"Dead Souls"

6. ‘More Human Than Human‘ by White Zombie

Astro-Creep 2000

Another song not necessarily about zombies, “More Human Than Human” is an arsenal of thrash against an army of brain-eaters, with Woody Harrelson “Zombieland” kill-em-all testosterone. Kill or be killed. Stay human: [LISTEN]

"More Human Than Human"

5. ‘Infidel Zombie‘ by The Dickies

Dawn of the Dickies

Early Cali-punks The Dickies had a few scrappy hits that moderately blew up on the British charts, including a kooky song about bananas—”Banana Splits” (Tra La La Song). “Infidel Zombie“, however, deals with some unrequited love—the zombie variety, of course. Strung along by a maddening sax fill, the chorus gets a chance to light up something comical as the antagonist “gets depressed with duress.” It’s funny in a morbid “Killer Klowns from Outer Space” kind of way, which The Dickies had the dubious opportunity of scoring back in 1988, as well: [LISTEN]

"Infidel Zombie"

4. ‘Zombie‘ by The Cranberries

No Need To Argue

A cut having nothing to do with zombies in the classic sense, Ireland’s The Cranberries took a page from Fela Kuti here, drenching their guitars in an uncharacteristic grunge sludge to get their anger across, and used the song as a metaphor for political strife that has plagued Northern Ireland for decades. “Violence causes the silence” is a pretty ubiquitous lyric, though.

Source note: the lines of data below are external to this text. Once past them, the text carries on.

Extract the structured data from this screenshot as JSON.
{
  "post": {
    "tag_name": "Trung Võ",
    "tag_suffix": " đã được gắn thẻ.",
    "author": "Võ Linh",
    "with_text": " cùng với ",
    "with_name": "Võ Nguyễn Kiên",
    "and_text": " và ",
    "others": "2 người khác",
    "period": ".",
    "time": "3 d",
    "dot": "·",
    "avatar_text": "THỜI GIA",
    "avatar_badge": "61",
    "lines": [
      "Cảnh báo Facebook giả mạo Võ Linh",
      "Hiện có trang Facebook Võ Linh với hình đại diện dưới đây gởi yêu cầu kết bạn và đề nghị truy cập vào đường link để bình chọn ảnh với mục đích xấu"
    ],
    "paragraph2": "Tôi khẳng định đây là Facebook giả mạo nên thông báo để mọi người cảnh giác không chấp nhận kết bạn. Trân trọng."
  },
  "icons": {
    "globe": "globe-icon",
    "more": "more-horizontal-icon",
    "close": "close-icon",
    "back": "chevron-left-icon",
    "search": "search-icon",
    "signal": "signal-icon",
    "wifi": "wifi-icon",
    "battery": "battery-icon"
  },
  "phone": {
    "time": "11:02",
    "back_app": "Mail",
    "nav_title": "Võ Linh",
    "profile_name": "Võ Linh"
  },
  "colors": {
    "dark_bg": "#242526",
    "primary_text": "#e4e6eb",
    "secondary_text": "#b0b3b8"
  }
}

Still, it’s entertaining to imagine Delores O’Riordan’s angsty brogue of a wail making an undead attacker shudder with annoyance: [LISTEN]

"Zombie" (Cran)

3. ‘Deado‘ by Stephen Malkmus

Stephen Malkmus

This is the last one that hits out of left field. Malkmus is on here because he’s the king of the crypt. And by crypt we mean cryptic. Consider this one-liner—”The equinox tail-chaiser super frail.” Take what you want from it. We like to imagine this super chill foot-shuffler as an olive branch to a zombie dude or dudette—e.g., “hey, zombie dude or dudette, what do you say we stop this murderous charade for a second and smoke a doobie?” Listen to the baritone “Deado” voice-over in the beginning and it will all make sense: [LISTEN]


2. ‘Nights of the Living Dead‘ by Tilly and the Wall

Wild Like Children

This is the resident teen zombie song. Omaha’s Tilly and the Wall created this allegory of youth wasted on the young so gleefully. Teen or not, this is about smiling when the ship is sinking, shutting out the voice of God, and as Tilly and crew put it—”feeling alive.” Enjoy it. “Fuck it up.” Death is coming: [LISTEN]

"Nights of the Living Dead"

1. ‘The Way I Feel Inside‘ by The Zombies

Begin Here

After the dust has settled, all your friends and family are gone. Maybe you’ve succumbed to the after-life, as well. All that’s left is the silence of the emptiness that is Earth after the human race eats itself into extinction. This is your swan song on repeat. That is, if you can feel anything anymore: [LISTEN]

"The Way I Feel Inside"